with the country's new airline, Royal Air Cambodge, in a plan to become their

official representative in Hong Kong.

His agency, located in Prat

Avenue, close to other travel agencies in busy Nathan Road in Kowloon, is

currently known as Vietnam Travel Development Company. With Indochina as its

focus, it will shortly be renamed. Tan took it over last year at a cost of HK$1

million, and already has clients such as Princess Bopha Devy, who passes through

Hong Kong en route to Beijing to visit her father, King Sihanouk.

"Hong

Kongers think that it's still war in Cambodia," admits Tan, who left Cambodia

for France in 1970. He returned to Asia a year ago. "But Chinese businesses here

are interested in Cambodia," he says, "particularly since China has such a good

relationship with the King," says Tan who speaks fluent Cantonese, Mandarin,

French, Khmer, English and Chow Tchou, a dialect.

MOST VIEWED

  • Cambodia on the verge of national tragedy, WHO warns

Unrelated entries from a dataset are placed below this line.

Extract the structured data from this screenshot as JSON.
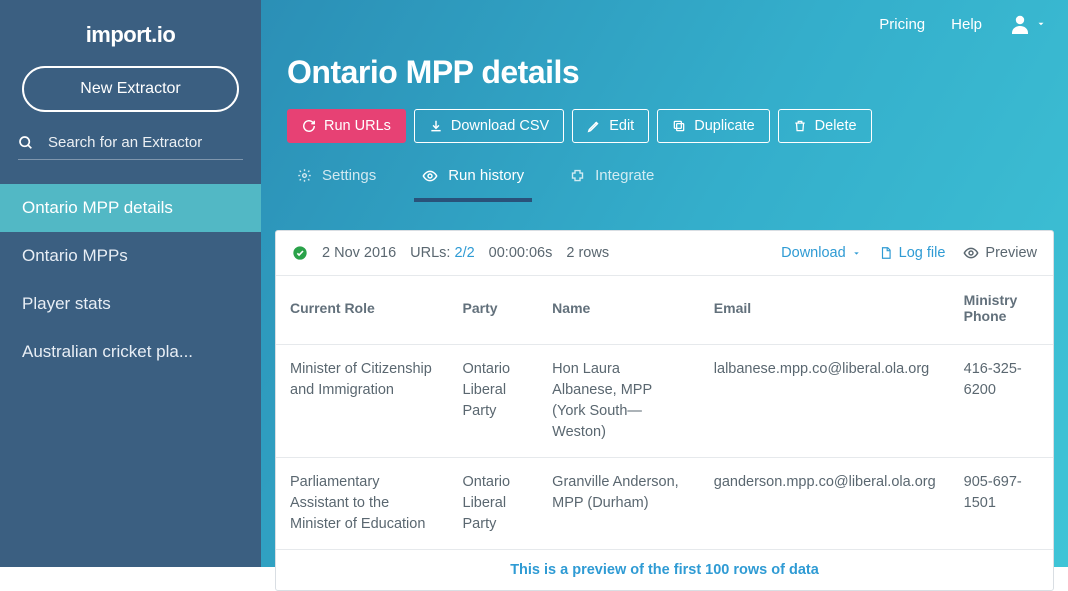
{
  "brand": "import.io",
  "sidebar": {
    "new_extractor_label": "New Extractor",
    "search_placeholder": "Search for an Extractor",
    "items": [
      {
        "label": "Ontario MPP details",
        "active": true
      },
      {
        "label": "Ontario MPPs",
        "active": false
      },
      {
        "label": "Player stats",
        "active": false
      },
      {
        "label": "Australian cricket pla...",
        "active": false
      }
    ]
  },
  "topbar": {
    "pricing": "Pricing",
    "help": "Help"
  },
  "page": {
    "title": "Ontario MPP details"
  },
  "actions": {
    "run_urls": "Run URLs",
    "download_csv": "Download CSV",
    "edit": "Edit",
    "duplicate": "Duplicate",
    "delete": "Delete"
  },
  "tabs": {
    "settings": "Settings",
    "run_history": "Run history",
    "integrate": "Integrate"
  },
  "run": {
    "date": "2 Nov 2016",
    "urls_label": "URLs:",
    "urls_value": "2/2",
    "elapsed": "00:00:06s",
    "rows": "2 rows",
    "download": "Download",
    "log_file": "Log file",
    "preview": "Preview"
  },
  "table": {
    "columns": [
      "Current Role",
      "Party",
      "Name",
      "Email",
      "Ministry Phone"
    ],
    "rows": [
      {
        "role": "Minister of Citizenship and Immigration",
        "party": "Ontario Liberal Party",
        "name": "Hon Laura Albanese, MPP (York South—Weston)",
        "email": "lalbanese.mpp.co@liberal.ola.org",
        "phone": "416-325-6200"
      },
      {
        "role": "Parliamentary Assistant to the Minister of Education",
        "party": "Ontario Liberal Party",
        "name": "Granville Anderson, MPP (Durham)",
        "email": "ganderson.mpp.co@liberal.ola.org",
        "phone": "905-697-1501"
      }
    ]
  },
  "preview_message": "This is a preview of the first 100 rows of data"
}
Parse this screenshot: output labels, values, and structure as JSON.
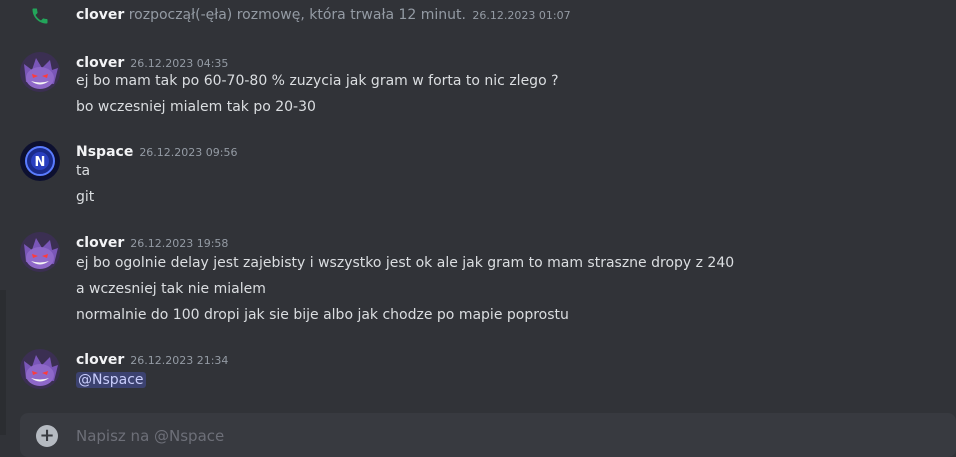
{
  "system": {
    "user": "clover",
    "text": " rozpoczął(-ęła) rozmowę, która trwała 12 minut.",
    "timestamp": "26.12.2023 01:07"
  },
  "messages": [
    {
      "user": "clover",
      "time": "26.12.2023 04:35",
      "avatar": "gengar-avatar",
      "lines": [
        "ej bo mam tak po 60-70-80 % zuzycia jak gram w forta to nic zlego ?",
        "bo wczesniej mialem tak po 20-30"
      ]
    },
    {
      "user": "Nspace",
      "time": "26.12.2023 09:56",
      "avatar": "nspace-avatar",
      "lines": [
        "ta",
        "git"
      ]
    },
    {
      "user": "clover",
      "time": "26.12.2023 19:58",
      "avatar": "gengar-avatar",
      "lines": [
        "ej bo ogolnie delay jest zajebisty i wszystko jest ok ale jak gram to mam straszne dropy z 240",
        "a wczesniej tak nie mialem",
        "normalnie do 100 dropi jak sie bije albo jak chodze po mapie poprostu"
      ]
    },
    {
      "user": "clover",
      "time": "26.12.2023 21:34",
      "avatar": "gengar-avatar",
      "mention": "@Nspace"
    }
  ],
  "input": {
    "placeholder": "Napisz na @Nspace"
  },
  "colors": {
    "background": "#313338",
    "mention_bg": "#3c4270",
    "call_green": "#23a55a"
  }
}
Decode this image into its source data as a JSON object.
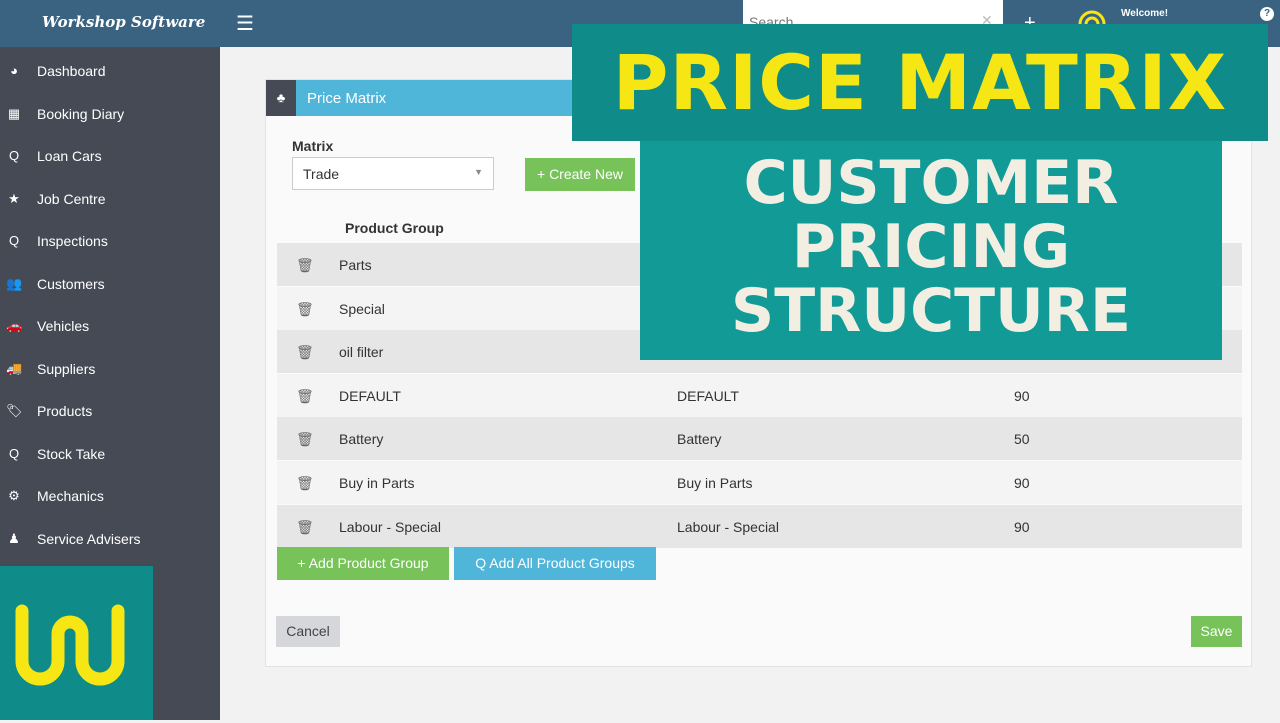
{
  "topbar": {
    "brand": "Workshop Software",
    "search_placeholder": "Search",
    "welcome": "Welcome!",
    "help": "?"
  },
  "sidebar": {
    "items": [
      {
        "label": "Dashboard",
        "icon": "dashboard-icon",
        "glyph": "◕"
      },
      {
        "label": "Booking Diary",
        "icon": "calendar-icon",
        "glyph": "▦"
      },
      {
        "label": "Loan Cars",
        "icon": "search-icon",
        "glyph": "Q"
      },
      {
        "label": "Job Centre",
        "icon": "star-icon",
        "glyph": "★"
      },
      {
        "label": "Inspections",
        "icon": "search-icon",
        "glyph": "Q"
      },
      {
        "label": "Customers",
        "icon": "users-icon",
        "glyph": "👥"
      },
      {
        "label": "Vehicles",
        "icon": "car-icon",
        "glyph": "🚗"
      },
      {
        "label": "Suppliers",
        "icon": "truck-icon",
        "glyph": "🚚"
      },
      {
        "label": "Products",
        "icon": "tags-icon",
        "glyph": "🏷"
      },
      {
        "label": "Stock Take",
        "icon": "search-icon",
        "glyph": "Q"
      },
      {
        "label": "Mechanics",
        "icon": "cogs-icon",
        "glyph": "⚙"
      },
      {
        "label": "Service Advisers",
        "icon": "user-icon",
        "glyph": "♟"
      }
    ]
  },
  "panel": {
    "title": "Price Matrix",
    "matrix_label": "Matrix",
    "matrix_value": "Trade",
    "create_new": "+ Create New",
    "column_header": "Product Group",
    "rows": [
      [
        "Parts",
        "",
        ""
      ],
      [
        "Special",
        "",
        ""
      ],
      [
        "oil filter",
        "",
        ""
      ],
      [
        "DEFAULT",
        "DEFAULT",
        "90"
      ],
      [
        "Battery",
        "Battery",
        "50"
      ],
      [
        "Buy in Parts",
        "Buy in Parts",
        "90"
      ],
      [
        "Labour - Special",
        "Labour - Special",
        "90"
      ]
    ],
    "add_group": "+ Add Product Group",
    "add_all": "Q Add All Product Groups",
    "cancel": "Cancel",
    "save": "Save"
  },
  "overlay": {
    "title": "PRICE MATRIX",
    "subtitle": [
      "CUSTOMER",
      "PRICING",
      "STRUCTURE"
    ]
  },
  "colors": {
    "topbar": "#3a6382",
    "sidebar": "#454a54",
    "accent_blue": "#4fb6d9",
    "accent_green": "#77c35a",
    "teal": "#0f8c89",
    "yellow": "#f5e614"
  }
}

    The World Health Organisation (WHO) in Cambodia warned that the country had reached another critical point amid a sudden, huge surge in community transmission cases and deaths. “We stand on the brink of a national tragedy because of Covid-19. Despite our best efforts, we are

  • Phnom Penh placed in two-week lockdown

    The government has decided to place Phnom Penh in lockdown for two weeks, effective April 14 midnight through April 28, as Cambodia continues to grapple with the ongoing community outbreak of Covid-19, which has seen no sign of subsiding. According to a directive signed by Prime Minister

  • Vaccination open to foreigners in Cambodia

    The Ministry of Health on April 8 issued an announcement on Covid-19 vaccination for foreigners residing and working in Cambodia, directing the Ministry of Labour and Vocational Training and local authorities to register them. Health minister Mam Bun Heng, who is also head of the inter-ministerial

  • Culture ministry: Take Tuol Sleng photos down, or else

    The Ministry of Culture and Fine Arts has told Irish photographer Matt Loughrey to take down the photos of Khmer Rouge victims at Tuol Sleng Genocidal Museum which he allegedly colourised and altered to show them smiling. The ministry said Loughrey's work is unacceptable, affecting

  • Cambodia gears up for muted New Year festival

    The recent curfew and restrictions imposed in the capital and other Covid-19 hotspots were intended to break the chain of transmission, Ministry of Health spokeswoman Or Vandine said as municipal and provincial authorities issued new directives banning certain activities during the upcoming Khmer New Year

  • Covid-19 vaccination now obligatory

    Prime Minister Hun Sen on April 11 issued a sub-decree making Covid-19 vaccination compulsory for individuals unless they have a medical certificate proving they have pre-existing health conditions that prevent them from doing so. «This applies to all members of the armed forces and civil servants